=== Task instructions ===
In how many lines of the records does "商旅英语轻松学" appear? Answer with one number.

*** Opening Exercise input ***

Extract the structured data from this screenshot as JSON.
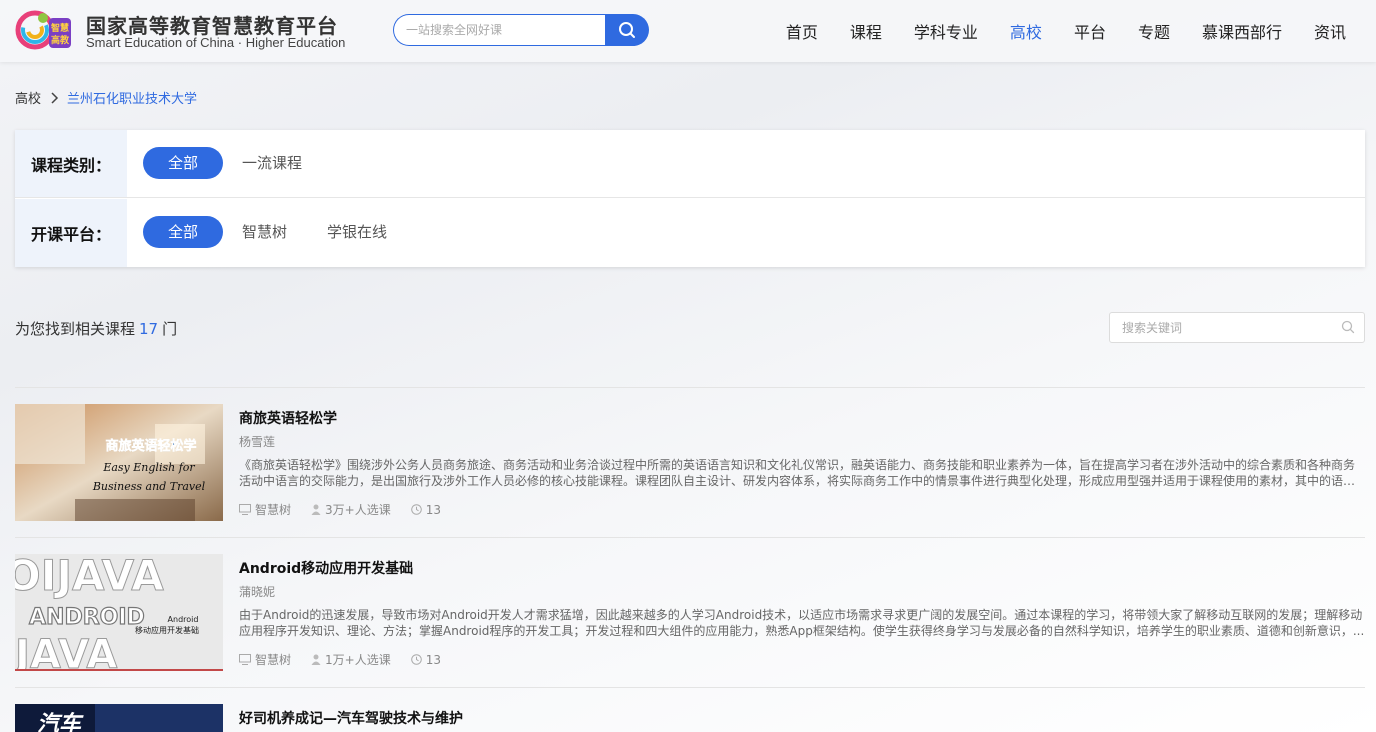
{
  "header": {
    "logo_cn": "国家高等教育智慧教育平台",
    "logo_en": "Smart Education of China · Higher Education",
    "logo_badge": "智慧高教",
    "search_placeholder": "一站搜索全网好课",
    "nav": [
      "首页",
      "课程",
      "学科专业",
      "高校",
      "平台",
      "专题",
      "慕课西部行",
      "资讯"
    ],
    "active_nav": "高校"
  },
  "breadcrumb": {
    "home": "高校",
    "current": "兰州石化职业技术大学"
  },
  "filters": {
    "category_label": "课程类别：",
    "category_options": [
      "全部",
      "一流课程"
    ],
    "platform_label": "开课平台：",
    "platform_options": [
      "全部",
      "智慧树",
      "学银在线"
    ]
  },
  "results": {
    "prefix": "为您找到相关课程",
    "count": "17",
    "suffix": "门",
    "keyword_placeholder": "搜索关键词"
  },
  "courses": [
    {
      "title": "商旅英语轻松学",
      "teacher": "杨雪莲",
      "desc": "《商旅英语轻松学》围绕涉外公务人员商务旅途、商务活动和业务洽谈过程中所需的英语语言知识和文化礼仪常识，融英语能力、商务技能和职业素养为一体，旨在提高学习者在涉外活动中的综合素质和各种商务活动中语言的交际能力，是出国旅行及涉外工作人员必修的核心技能课程。课程团队自主设计、研发内容体系，将实际商务工作中的情景事件进行典型化处理，形成应用型强并适用于课程使用的素材，其中的语言...",
      "platform": "智慧树",
      "learners": "3万+人选课",
      "sessions": "13",
      "thumb_title": "商旅英语轻松学",
      "thumb_sub1": "Easy English for",
      "thumb_sub2": "Business and Travel"
    },
    {
      "title": "Android移动应用开发基础",
      "teacher": "蒲晓妮",
      "desc": "由于Android的迅速发展，导致市场对Android开发人才需求猛增，因此越来越多的人学习Android技术，以适应市场需求寻求更广阔的发展空间。通过本课程的学习，将带领大家了解移动互联网的发展；理解移动应用程序开发知识、理论、方法；掌握Android程序的开发工具；开发过程和四大组件的应用能力，熟悉App框架结构。使学生获得终身学习与发展必备的自然科学知识，培养学生的职业素质、道德和创新意识，...",
      "platform": "智慧树",
      "learners": "1万+人选课",
      "sessions": "13",
      "thumb_big": "ANDROID",
      "thumb_small1": "Android",
      "thumb_small2": "移动应用开发基础"
    },
    {
      "title": "好司机养成记—汽车驾驶技术与维护",
      "thumb_title": "汽车"
    }
  ],
  "colors": {
    "accent": "#2f6ae0",
    "label_bg": "#eef3fb"
  }
}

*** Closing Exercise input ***

=== Response below ===
3